Element data from apps and pages
_ _ _ _ _

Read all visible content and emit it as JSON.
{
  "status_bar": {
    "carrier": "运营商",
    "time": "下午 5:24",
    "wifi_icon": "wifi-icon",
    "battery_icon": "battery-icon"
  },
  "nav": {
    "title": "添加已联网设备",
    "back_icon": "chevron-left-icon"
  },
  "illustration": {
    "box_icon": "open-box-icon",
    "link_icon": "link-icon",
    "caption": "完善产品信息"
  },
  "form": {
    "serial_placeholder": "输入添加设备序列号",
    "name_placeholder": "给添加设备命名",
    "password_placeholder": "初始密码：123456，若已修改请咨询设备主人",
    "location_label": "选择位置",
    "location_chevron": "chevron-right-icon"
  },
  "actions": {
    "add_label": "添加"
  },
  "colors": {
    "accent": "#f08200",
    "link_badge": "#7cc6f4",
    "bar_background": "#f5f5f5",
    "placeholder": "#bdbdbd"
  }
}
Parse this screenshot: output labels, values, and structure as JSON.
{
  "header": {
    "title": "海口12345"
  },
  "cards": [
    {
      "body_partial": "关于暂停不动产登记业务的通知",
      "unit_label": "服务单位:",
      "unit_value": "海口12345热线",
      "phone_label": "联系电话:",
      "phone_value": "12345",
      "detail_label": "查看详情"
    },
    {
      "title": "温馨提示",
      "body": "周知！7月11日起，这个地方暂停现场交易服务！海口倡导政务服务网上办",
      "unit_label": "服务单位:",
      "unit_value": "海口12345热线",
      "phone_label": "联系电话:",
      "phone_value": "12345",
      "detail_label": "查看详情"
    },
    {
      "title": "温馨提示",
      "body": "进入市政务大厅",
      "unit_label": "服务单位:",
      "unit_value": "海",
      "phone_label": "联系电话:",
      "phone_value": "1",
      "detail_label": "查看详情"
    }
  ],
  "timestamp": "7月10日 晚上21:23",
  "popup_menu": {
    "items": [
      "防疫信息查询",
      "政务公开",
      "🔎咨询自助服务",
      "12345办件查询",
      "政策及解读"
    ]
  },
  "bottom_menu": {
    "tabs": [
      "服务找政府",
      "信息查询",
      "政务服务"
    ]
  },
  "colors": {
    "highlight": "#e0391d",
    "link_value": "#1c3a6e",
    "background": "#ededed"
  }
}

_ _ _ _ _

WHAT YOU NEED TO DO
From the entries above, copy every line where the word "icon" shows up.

WRITTEN ANSWER
    "wifi_icon": "wifi-icon",
    "battery_icon": "battery-icon"
    "back_icon": "chevron-left-icon"
    "box_icon": "open-box-icon",
    "link_icon": "link-icon",
    "location_chevron": "chevron-right-icon"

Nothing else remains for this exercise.